WHAT YOU SHOULD DO: The records that follow need to be printed exactly. Leave out each image.

(Collected data)
◆ ◆ ◆ ◆

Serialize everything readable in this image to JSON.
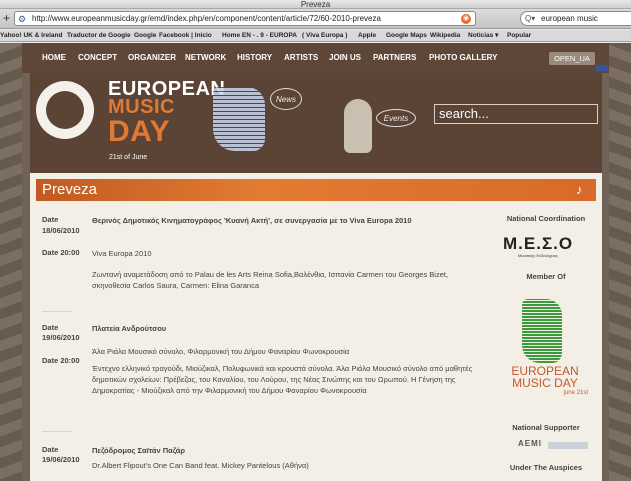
{
  "window": {
    "title": "Preveza"
  },
  "toolbar": {
    "url": "http://www.europeanmusicday.gr/emd/index.php/en/component/content/article/72/60-2010-preveza",
    "search_text": "european music"
  },
  "bookmarks": [
    "Yahoo! UK & Ireland",
    "Traductor de Google",
    "Google",
    "Facebook | Inicio",
    "Home EN - . 9 - EUROPA",
    "( Viva Europa )",
    "Apple",
    "Google Maps",
    "Wikipedia",
    "Noticias ▾",
    "Popular"
  ],
  "nav": {
    "items": [
      "HOME",
      "CONCEPT",
      "ORGANIZER",
      "NETWORK",
      "HISTORY",
      "ARTISTS",
      "JOIN US",
      "PARTNERS",
      "PHOTO GALLERY"
    ],
    "open_ua": "OPEN_UA"
  },
  "header": {
    "title_line1": "EUROPEAN",
    "title_line2": "MUSIC",
    "title_line3": "DAY",
    "subtitle": "21st of June",
    "news": "News",
    "events": "Events",
    "search_placeholder": "search..."
  },
  "colors": {
    "accent": "#e07a32",
    "brand_brown": "#5b4335",
    "green": "#3a9a3c"
  },
  "page_title": "Preveza",
  "events": [
    {
      "date_label": "Date",
      "date": "18/06/2010",
      "title": "Θερινός Δημοτικός Κινηματογράφος 'Κυανή Ακτή', σε συνεργασία με το Viva Europa 2010",
      "time_label": "Date 20:00",
      "venue": "Viva Europa 2010",
      "description": "Ζωντανή αναμετάδοση από το Palau de les Arts Reina Sofia,Βαλένθια, Ισπανία Carmen του Georges Bizet, σκηνοθεσία Carlos Saura, Carmen: Elina Garanca"
    },
    {
      "date_label": "Date",
      "date": "19/06/2010",
      "title": "Πλατεία Ανδρούτσου",
      "time_label": "Date 20:00",
      "venue": "Άλα Ριάλα Μουσικό σύνολο, Φιλαρμονική του Δήμου Φαναρίου Φωνοκρουσία",
      "description": "Έντεχνο ελληνικό τραγούδι, Μιούζικαλ, Πολυφωνικά και κρουστά σύνολα. Άλα Ριάλα Μουσικό σύνολο από μαθητές δημοτικών σχολείων: Πρέβεζας, του Καναλίου, του Λούρου, της Νέας Σινώπης και του Ωρωπού. Η Γένηση της Δημοκρατίας - Μιούζικαλ από την Φιλαρμονική του Δήμου Φαναρίου Φωνοκρουσία"
    },
    {
      "date_label": "Date",
      "date": "19/06/2010",
      "title": "Πεζόδρομος Σαϊτάν Παζάρ",
      "venue": "Dr.Albert Flipout's One Can Band feat. Mickey Pantelous (Αθήνα)"
    }
  ],
  "sidebar": {
    "coordination": "National Coordination",
    "meso_logo": "Μ.Ε.Σ.Ο",
    "meso_small": "Μουσικής Ενδελέχειας",
    "member_of": "Member Of",
    "emd_line1": "EUROPEAN",
    "emd_line2": "MUSIC DAY",
    "emd_date": "june 21st",
    "supporter": "National Supporter",
    "aemi": "AEMI",
    "auspices": "Under The Auspices"
  }
}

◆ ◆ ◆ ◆

ANSWER BOX:
Serialize everything readable in this image to JSON.
{
  "window": {
    "title": "Preveza"
  },
  "toolbar": {
    "url": "http://www.europeanmusicday.gr/emd/index.php/en/component/content/article/72/60-2010-preveza",
    "search_text": "european music"
  },
  "bookmarks": [
    "Yahoo! UK & Ireland",
    "Traductor de Google",
    "Google",
    "Facebook | Inicio",
    "Home EN - . 9 - EUROPA",
    "( Viva Europa )",
    "Apple",
    "Google Maps",
    "Wikipedia",
    "Noticias ▾",
    "Popular"
  ],
  "nav": {
    "items": [
      "HOME",
      "CONCEPT",
      "ORGANIZER",
      "NETWORK",
      "HISTORY",
      "ARTISTS",
      "JOIN US",
      "PARTNERS",
      "PHOTO GALLERY"
    ],
    "open_ua": "OPEN_UA"
  },
  "header": {
    "title_line1": "EUROPEAN",
    "title_line2": "MUSIC",
    "title_line3": "DAY",
    "subtitle": "21st of June",
    "news": "News",
    "events": "Events",
    "search_placeholder": "search..."
  },
  "colors": {
    "accent": "#e07a32",
    "brand_brown": "#5b4335",
    "green": "#3a9a3c"
  },
  "page_title": "Preveza",
  "events": [
    {
      "date_label": "Date",
      "date": "18/06/2010",
      "title": "Θερινός Δημοτικός Κινηματογράφος 'Κυανή Ακτή', σε συνεργασία με το Viva Europa 2010",
      "time_label": "Date 20:00",
      "venue": "Viva Europa 2010",
      "description": "Ζωντανή αναμετάδοση από το Palau de les Arts Reina Sofia,Βαλένθια, Ισπανία Carmen του Georges Bizet, σκηνοθεσία Carlos Saura, Carmen: Elina Garanca"
    },
    {
      "date_label": "Date",
      "date": "19/06/2010",
      "title": "Πλατεία Ανδρούτσου",
      "time_label": "Date 20:00",
      "venue": "Άλα Ριάλα Μουσικό σύνολο, Φιλαρμονική του Δήμου Φαναρίου Φωνοκρουσία",
      "description": "Έντεχνο ελληνικό τραγούδι, Μιούζικαλ, Πολυφωνικά και κρουστά σύνολα. Άλα Ριάλα Μουσικό σύνολο από μαθητές δημοτικών σχολείων: Πρέβεζας, του Καναλίου, του Λούρου, της Νέας Σινώπης και του Ωρωπού. Η Γένηση της Δημοκρατίας - Μιούζικαλ από την Φιλαρμονική του Δήμου Φαναρίου Φωνοκρουσία"
    },
    {
      "date_label": "Date",
      "date": "19/06/2010",
      "title": "Πεζόδρομος Σαϊτάν Παζάρ",
      "venue": "Dr.Albert Flipout's One Can Band feat. Mickey Pantelous (Αθήνα)"
    }
  ],
  "sidebar": {
    "coordination": "National Coordination",
    "meso_logo": "Μ.Ε.Σ.Ο",
    "meso_small": "Μουσικής Ενδελέχειας",
    "member_of": "Member Of",
    "emd_line1": "EUROPEAN",
    "emd_line2": "MUSIC DAY",
    "emd_date": "june 21st",
    "supporter": "National Supporter",
    "aemi": "AEMI",
    "auspices": "Under The Auspices"
  }
}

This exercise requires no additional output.